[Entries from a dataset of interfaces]
▶
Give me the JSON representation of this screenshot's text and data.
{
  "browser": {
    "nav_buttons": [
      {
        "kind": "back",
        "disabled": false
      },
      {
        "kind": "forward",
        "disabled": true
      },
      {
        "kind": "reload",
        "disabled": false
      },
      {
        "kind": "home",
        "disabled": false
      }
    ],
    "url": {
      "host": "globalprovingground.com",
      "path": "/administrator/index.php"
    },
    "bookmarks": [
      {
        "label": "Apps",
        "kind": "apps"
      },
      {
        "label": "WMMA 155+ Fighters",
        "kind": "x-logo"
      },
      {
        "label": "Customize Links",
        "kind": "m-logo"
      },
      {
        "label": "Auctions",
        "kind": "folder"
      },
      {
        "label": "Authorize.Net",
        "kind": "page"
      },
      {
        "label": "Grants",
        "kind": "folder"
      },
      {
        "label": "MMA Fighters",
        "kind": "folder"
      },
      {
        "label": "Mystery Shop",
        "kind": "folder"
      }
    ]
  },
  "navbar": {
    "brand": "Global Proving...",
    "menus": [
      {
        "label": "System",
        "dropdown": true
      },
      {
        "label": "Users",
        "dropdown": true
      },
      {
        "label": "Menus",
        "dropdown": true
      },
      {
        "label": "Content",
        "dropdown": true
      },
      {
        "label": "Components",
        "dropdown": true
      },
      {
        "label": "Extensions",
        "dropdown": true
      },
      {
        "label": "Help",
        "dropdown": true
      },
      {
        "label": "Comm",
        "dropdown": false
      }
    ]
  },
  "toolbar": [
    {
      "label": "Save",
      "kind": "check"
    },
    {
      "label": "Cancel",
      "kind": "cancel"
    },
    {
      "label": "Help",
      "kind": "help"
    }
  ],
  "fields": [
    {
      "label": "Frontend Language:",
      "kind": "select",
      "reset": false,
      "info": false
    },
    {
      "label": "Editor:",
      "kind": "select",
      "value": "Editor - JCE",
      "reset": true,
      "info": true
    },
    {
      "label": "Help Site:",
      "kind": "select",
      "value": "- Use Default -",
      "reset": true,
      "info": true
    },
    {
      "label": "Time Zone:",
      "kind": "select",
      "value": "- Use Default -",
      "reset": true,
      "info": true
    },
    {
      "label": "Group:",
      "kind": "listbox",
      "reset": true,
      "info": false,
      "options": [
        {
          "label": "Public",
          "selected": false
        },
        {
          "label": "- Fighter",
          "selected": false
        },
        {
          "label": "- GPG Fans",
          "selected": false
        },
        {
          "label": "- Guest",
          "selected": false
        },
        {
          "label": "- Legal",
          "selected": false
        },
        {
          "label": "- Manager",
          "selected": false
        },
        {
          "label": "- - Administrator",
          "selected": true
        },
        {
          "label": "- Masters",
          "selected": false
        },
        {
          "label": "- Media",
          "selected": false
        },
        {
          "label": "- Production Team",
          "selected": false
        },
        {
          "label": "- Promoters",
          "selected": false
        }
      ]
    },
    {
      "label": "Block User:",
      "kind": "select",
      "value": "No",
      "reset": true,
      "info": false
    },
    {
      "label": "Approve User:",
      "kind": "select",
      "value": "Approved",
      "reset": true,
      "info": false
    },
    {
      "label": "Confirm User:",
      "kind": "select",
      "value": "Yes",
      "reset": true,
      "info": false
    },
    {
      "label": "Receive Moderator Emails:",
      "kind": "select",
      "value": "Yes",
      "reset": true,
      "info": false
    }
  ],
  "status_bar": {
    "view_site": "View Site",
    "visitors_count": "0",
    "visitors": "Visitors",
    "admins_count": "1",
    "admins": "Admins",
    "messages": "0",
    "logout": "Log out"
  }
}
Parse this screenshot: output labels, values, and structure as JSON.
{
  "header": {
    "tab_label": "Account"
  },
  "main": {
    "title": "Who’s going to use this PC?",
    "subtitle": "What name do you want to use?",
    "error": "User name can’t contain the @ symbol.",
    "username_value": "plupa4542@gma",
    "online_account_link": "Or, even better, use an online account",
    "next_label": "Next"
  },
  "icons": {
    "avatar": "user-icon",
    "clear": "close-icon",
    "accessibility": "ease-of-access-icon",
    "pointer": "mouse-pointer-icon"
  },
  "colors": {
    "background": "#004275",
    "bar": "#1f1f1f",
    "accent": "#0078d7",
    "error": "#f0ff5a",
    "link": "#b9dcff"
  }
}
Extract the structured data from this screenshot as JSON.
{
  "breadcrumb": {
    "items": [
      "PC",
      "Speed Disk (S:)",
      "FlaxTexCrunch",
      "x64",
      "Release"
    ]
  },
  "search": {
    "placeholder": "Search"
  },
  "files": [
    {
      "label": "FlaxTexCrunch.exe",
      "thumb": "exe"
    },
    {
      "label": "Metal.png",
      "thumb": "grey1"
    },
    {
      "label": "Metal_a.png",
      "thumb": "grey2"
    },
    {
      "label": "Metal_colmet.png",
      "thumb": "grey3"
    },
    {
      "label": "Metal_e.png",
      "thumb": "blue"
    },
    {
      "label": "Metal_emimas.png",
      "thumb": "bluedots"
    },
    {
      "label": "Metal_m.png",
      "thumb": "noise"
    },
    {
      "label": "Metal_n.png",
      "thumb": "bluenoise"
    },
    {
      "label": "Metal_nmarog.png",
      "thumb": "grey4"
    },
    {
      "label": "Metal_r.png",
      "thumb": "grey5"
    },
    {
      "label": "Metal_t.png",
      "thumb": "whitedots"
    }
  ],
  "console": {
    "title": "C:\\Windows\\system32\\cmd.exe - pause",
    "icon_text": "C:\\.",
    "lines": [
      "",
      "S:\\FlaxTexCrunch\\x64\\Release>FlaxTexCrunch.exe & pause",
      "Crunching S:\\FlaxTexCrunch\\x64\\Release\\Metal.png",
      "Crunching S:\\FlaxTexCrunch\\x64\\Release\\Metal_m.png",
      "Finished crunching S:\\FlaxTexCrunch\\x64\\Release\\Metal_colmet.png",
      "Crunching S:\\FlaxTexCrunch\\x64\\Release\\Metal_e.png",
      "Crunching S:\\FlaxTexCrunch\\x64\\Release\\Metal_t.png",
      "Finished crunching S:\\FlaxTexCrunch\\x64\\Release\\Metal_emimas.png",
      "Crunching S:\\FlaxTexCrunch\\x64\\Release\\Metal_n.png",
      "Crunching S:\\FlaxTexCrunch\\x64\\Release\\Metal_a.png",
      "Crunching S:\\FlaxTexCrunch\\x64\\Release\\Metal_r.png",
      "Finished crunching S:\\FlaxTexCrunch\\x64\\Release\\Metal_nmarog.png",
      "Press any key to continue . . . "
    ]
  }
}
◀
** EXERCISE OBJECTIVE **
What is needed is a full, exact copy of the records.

** TASK RESPONSE **
Give me the JSON representation of this screenshot's text and data.
{
  "browser": {
    "nav_buttons": [
      {
        "kind": "back",
        "disabled": false
      },
      {
        "kind": "forward",
        "disabled": true
      },
      {
        "kind": "reload",
        "disabled": false
      },
      {
        "kind": "home",
        "disabled": false
      }
    ],
    "url": {
      "host": "globalprovingground.com",
      "path": "/administrator/index.php"
    },
    "bookmarks": [
      {
        "label": "Apps",
        "kind": "apps"
      },
      {
        "label": "WMMA 155+ Fighters",
        "kind": "x-logo"
      },
      {
        "label": "Customize Links",
        "kind": "m-logo"
      },
      {
        "label": "Auctions",
        "kind": "folder"
      },
      {
        "label": "Authorize.Net",
        "kind": "page"
      },
      {
        "label": "Grants",
        "kind": "folder"
      },
      {
        "label": "MMA Fighters",
        "kind": "folder"
      },
      {
        "label": "Mystery Shop",
        "kind": "folder"
      }
    ]
  },
  "navbar": {
    "brand": "Global Proving...",
    "menus": [
      {
        "label": "System",
        "dropdown": true
      },
      {
        "label": "Users",
        "dropdown": true
      },
      {
        "label": "Menus",
        "dropdown": true
      },
      {
        "label": "Content",
        "dropdown": true
      },
      {
        "label": "Components",
        "dropdown": true
      },
      {
        "label": "Extensions",
        "dropdown": true
      },
      {
        "label": "Help",
        "dropdown": true
      },
      {
        "label": "Comm",
        "dropdown": false
      }
    ]
  },
  "toolbar": [
    {
      "label": "Save",
      "kind": "check"
    },
    {
      "label": "Cancel",
      "kind": "cancel"
    },
    {
      "label": "Help",
      "kind": "help"
    }
  ],
  "fields": [
    {
      "label": "Frontend Language:",
      "kind": "select",
      "reset": false,
      "info": false
    },
    {
      "label": "Editor:",
      "kind": "select",
      "value": "Editor - JCE",
      "reset": true,
      "info": true
    },
    {
      "label": "Help Site:",
      "kind": "select",
      "value": "- Use Default -",
      "reset": true,
      "info": true
    },
    {
      "label": "Time Zone:",
      "kind": "select",
      "value": "- Use Default -",
      "reset": true,
      "info": true
    },
    {
      "label": "Group:",
      "kind": "listbox",
      "reset": true,
      "info": false,
      "options": [
        {
          "label": "Public",
          "selected": false
        },
        {
          "label": "- Fighter",
          "selected": false
        },
        {
          "label": "- GPG Fans",
          "selected": false
        },
        {
          "label": "- Guest",
          "selected": false
        },
        {
          "label": "- Legal",
          "selected": false
        },
        {
          "label": "- Manager",
          "selected": false
        },
        {
          "label": "- - Administrator",
          "selected": true
        },
        {
          "label": "- Masters",
          "selected": false
        },
        {
          "label": "- Media",
          "selected": false
        },
        {
          "label": "- Production Team",
          "selected": false
        },
        {
          "label": "- Promoters",
          "selected": false
        }
      ]
    },
    {
      "label": "Block User:",
      "kind": "select",
      "value": "No",
      "reset": true,
      "info": false
    },
    {
      "label": "Approve User:",
      "kind": "select",
      "value": "Approved",
      "reset": true,
      "info": false
    },
    {
      "label": "Confirm User:",
      "kind": "select",
      "value": "Yes",
      "reset": true,
      "info": false
    },
    {
      "label": "Receive Moderator Emails:",
      "kind": "select",
      "value": "Yes",
      "reset": true,
      "info": false
    }
  ],
  "status_bar": {
    "view_site": "View Site",
    "visitors_count": "0",
    "visitors": "Visitors",
    "admins_count": "1",
    "admins": "Admins",
    "messages": "0",
    "logout": "Log out"
  }
}
Parse this screenshot: output labels, values, and structure as JSON.
{
  "header": {
    "tab_label": "Account"
  },
  "main": {
    "title": "Who’s going to use this PC?",
    "subtitle": "What name do you want to use?",
    "error": "User name can’t contain the @ symbol.",
    "username_value": "plupa4542@gma",
    "online_account_link": "Or, even better, use an online account",
    "next_label": "Next"
  },
  "icons": {
    "avatar": "user-icon",
    "clear": "close-icon",
    "accessibility": "ease-of-access-icon",
    "pointer": "mouse-pointer-icon"
  },
  "colors": {
    "background": "#004275",
    "bar": "#1f1f1f",
    "accent": "#0078d7",
    "error": "#f0ff5a",
    "link": "#b9dcff"
  }
}
Extract the structured data from this screenshot as JSON.
{
  "breadcrumb": {
    "items": [
      "PC",
      "Speed Disk (S:)",
      "FlaxTexCrunch",
      "x64",
      "Release"
    ]
  },
  "search": {
    "placeholder": "Search"
  },
  "files": [
    {
      "label": "FlaxTexCrunch.exe",
      "thumb": "exe"
    },
    {
      "label": "Metal.png",
      "thumb": "grey1"
    },
    {
      "label": "Metal_a.png",
      "thumb": "grey2"
    },
    {
      "label": "Metal_colmet.png",
      "thumb": "grey3"
    },
    {
      "label": "Metal_e.png",
      "thumb": "blue"
    },
    {
      "label": "Metal_emimas.png",
      "thumb": "bluedots"
    },
    {
      "label": "Metal_m.png",
      "thumb": "noise"
    },
    {
      "label": "Metal_n.png",
      "thumb": "bluenoise"
    },
    {
      "label": "Metal_nmarog.png",
      "thumb": "grey4"
    },
    {
      "label": "Metal_r.png",
      "thumb": "grey5"
    },
    {
      "label": "Metal_t.png",
      "thumb": "whitedots"
    }
  ],
  "console": {
    "title": "C:\\Windows\\system32\\cmd.exe - pause",
    "icon_text": "C:\\.",
    "lines": [
      "",
      "S:\\FlaxTexCrunch\\x64\\Release>FlaxTexCrunch.exe & pause",
      "Crunching S:\\FlaxTexCrunch\\x64\\Release\\Metal.png",
      "Crunching S:\\FlaxTexCrunch\\x64\\Release\\Metal_m.png",
      "Finished crunching S:\\FlaxTexCrunch\\x64\\Release\\Metal_colmet.png",
      "Crunching S:\\FlaxTexCrunch\\x64\\Release\\Metal_e.png",
      "Crunching S:\\FlaxTexCrunch\\x64\\Release\\Metal_t.png",
      "Finished crunching S:\\FlaxTexCrunch\\x64\\Release\\Metal_emimas.png",
      "Crunching S:\\FlaxTexCrunch\\x64\\Release\\Metal_n.png",
      "Crunching S:\\FlaxTexCrunch\\x64\\Release\\Metal_a.png",
      "Crunching S:\\FlaxTexCrunch\\x64\\Release\\Metal_r.png",
      "Finished crunching S:\\FlaxTexCrunch\\x64\\Release\\Metal_nmarog.png",
      "Press any key to continue . . . "
    ]
  }
}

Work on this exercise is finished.